Malay wedding traditions ( Malay : Adat Perkahwinan Melayu ; Jawi script : عادة ڤركهوينن ملايو), such as those that occur in Brunei , Singapore , Malaysia , and parts of Indonesia and Thailand , normally include the lamaran or marriage proposal , the betrothal , the determination of the bridal dowry known as the hantaran agreed upon by both the parents’ of the groom and the bride (usually done one year before the solemnization of marriage), delivery of gifts and the dowry ( istiadat hantar belanja ), the marriage solemnization ( upacara akad nikah ) at the bride’s home or in a mosque , the henna application ritual known as the berinai , the costume changing of the couple known as the tukar pakaian for photography sessions, followed by wedding reception , a feast-meal for guests ( pesta pernikahan or resepsi pernikahan ) usually took place in the weekend (Saturday or Sunday), and the bersanding or the sitting-in-state ceremony when the couple sit in elaborate pelaminan (wedding throne) at their own home, or in wedding hall during the wedding reception. 

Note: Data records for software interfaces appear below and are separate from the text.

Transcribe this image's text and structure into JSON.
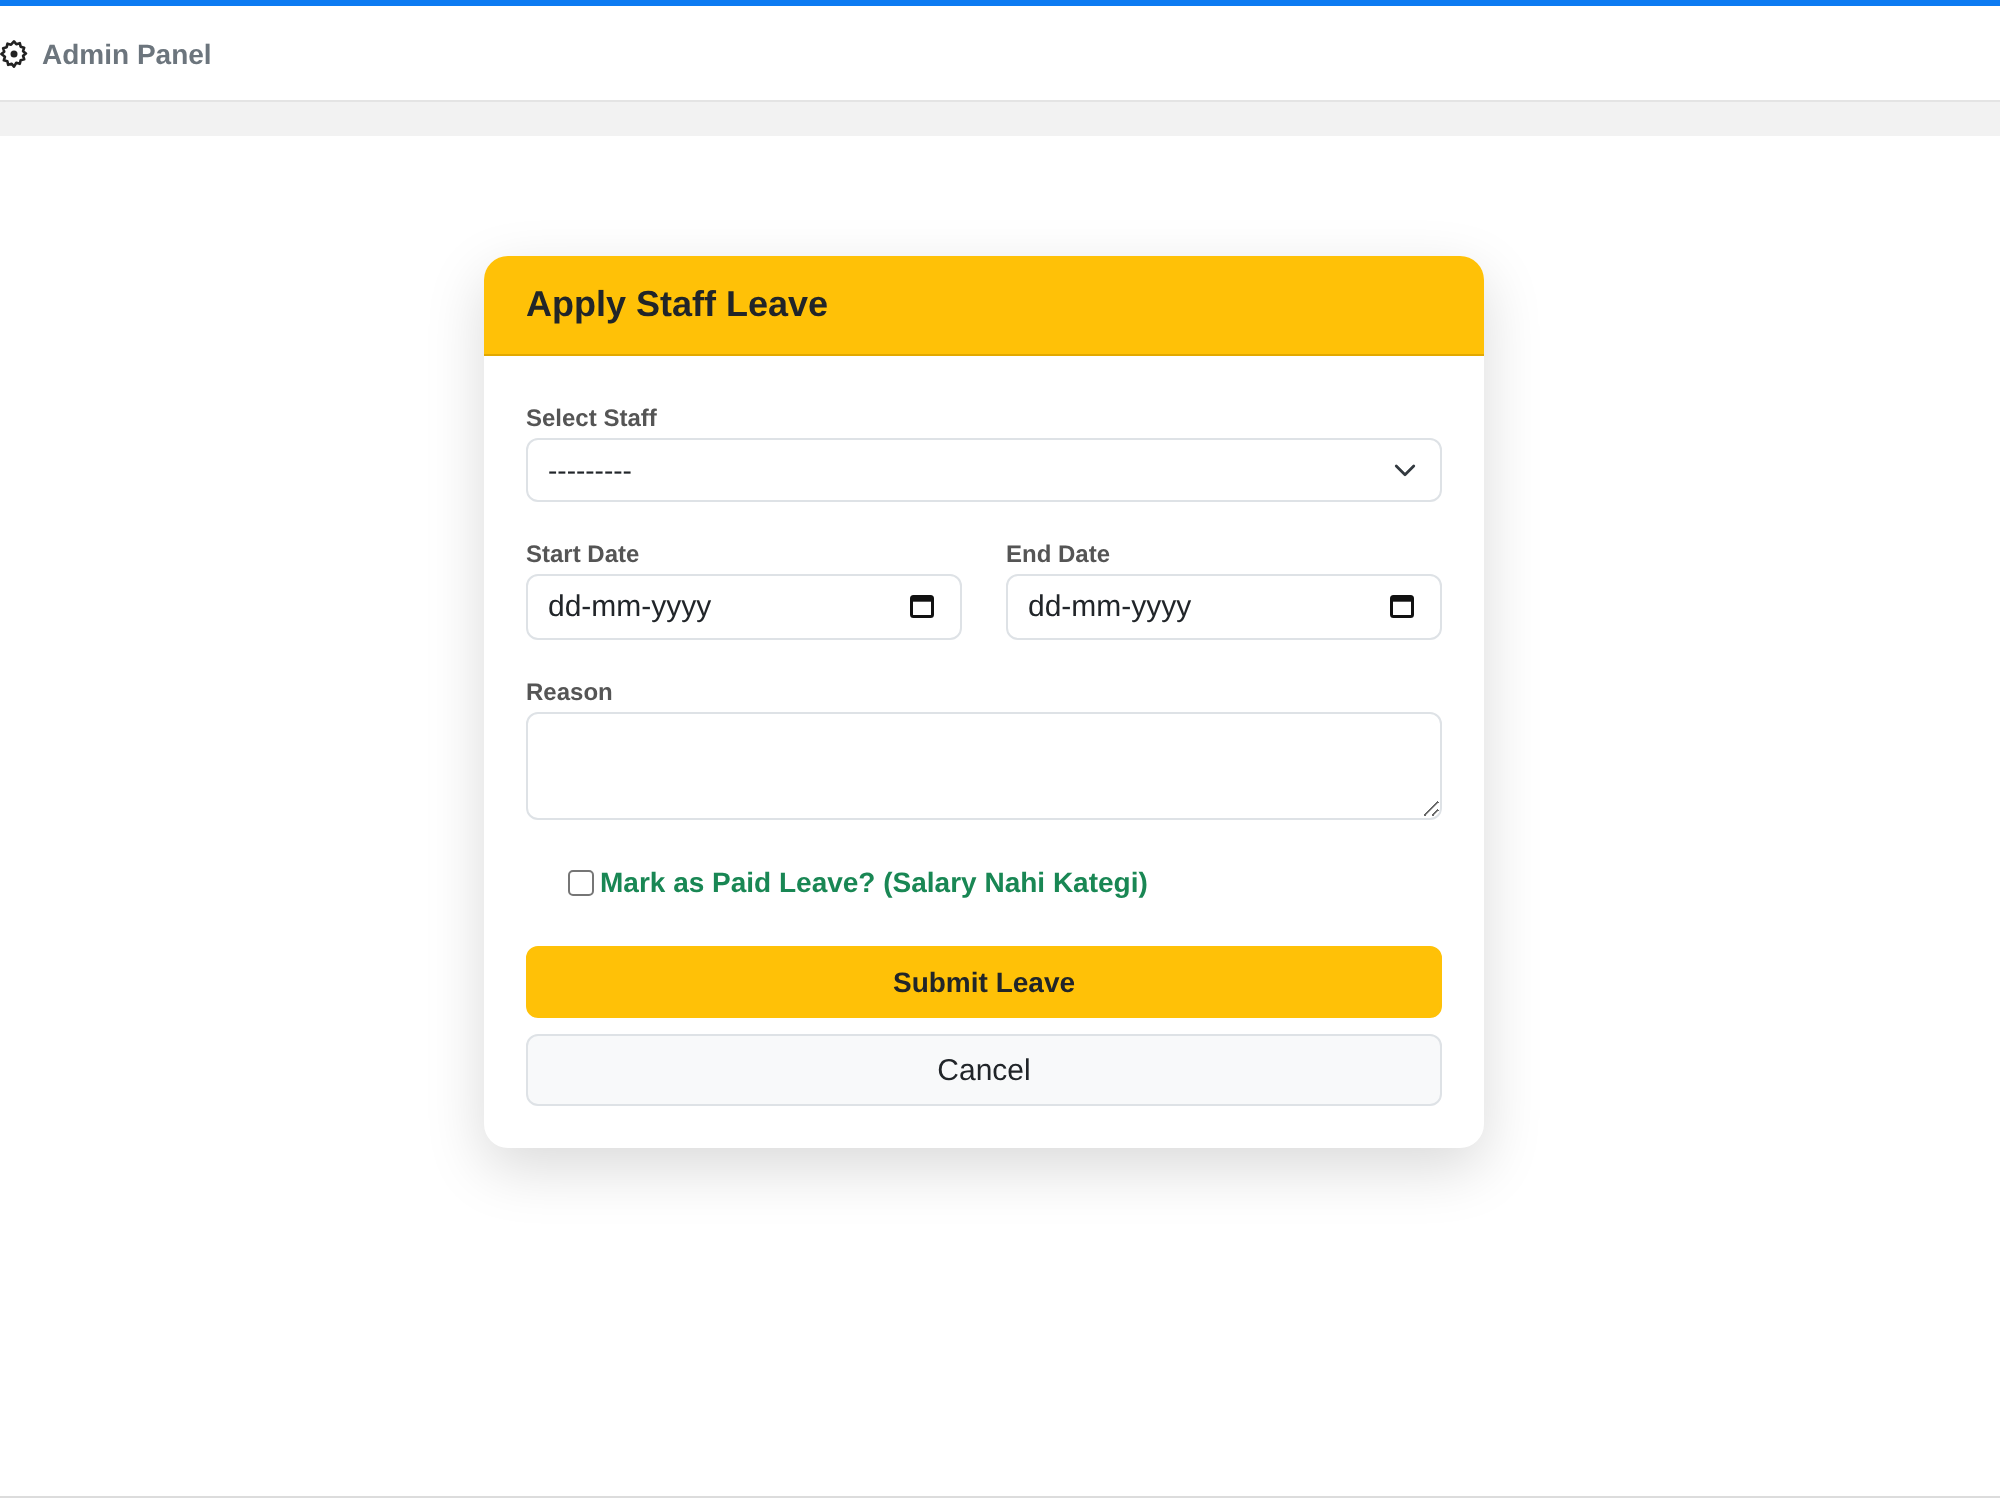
{
  "navbar": {
    "brand": "Admin Panel"
  },
  "form": {
    "title": "Apply Staff Leave",
    "fields": [
      {
        "kind": "select",
        "label": "Select Staff",
        "value": "---------"
      },
      {
        "kind": "date",
        "label": "Start Date",
        "placeholder": "dd-mm-yyyy"
      },
      {
        "kind": "date",
        "label": "End Date",
        "placeholder": "dd-mm-yyyy"
      },
      {
        "kind": "textarea",
        "label": "Reason"
      }
    ],
    "paid_leave": {
      "label": "Mark as Paid Leave? (Salary Nahi Kategi)",
      "checked": false
    },
    "buttons": [
      {
        "kind": "primary",
        "label": "Submit Leave"
      },
      {
        "kind": "secondary",
        "label": "Cancel"
      }
    ]
  }
}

During my visit to the Tboli weaving centre Manlikika Bayan, it was evident that they were still mourning the loss of their leader, grandmother and National Living Treasure Awardee Mrs Lang Dulay, who’s memorial grave lays opposite the entrance. Lang Dulay was known nationwide as the originator and master weaver of Tnalak. Weaving since the age of 12, Lang Dulay translated over 100 designs from her dreams and made it her personal mission to instill her passion and vision for Tboli culture on her family, by taking her 18 grandchildren and great grandchildren out of school to train them in the making of Tnalak. Tourists from all over the Philippines would flock to see and buy Tnalak from the living legend and her aspiring proteges, but last year at the age of 91 she passed away from a stroke leaving behind a financially dependent family of weavers with little other employability skills. The family are now desperately trying to find the balance between economic stability and continuing their cultural heritage now that Lang Dulay the master dreamweaver has gone.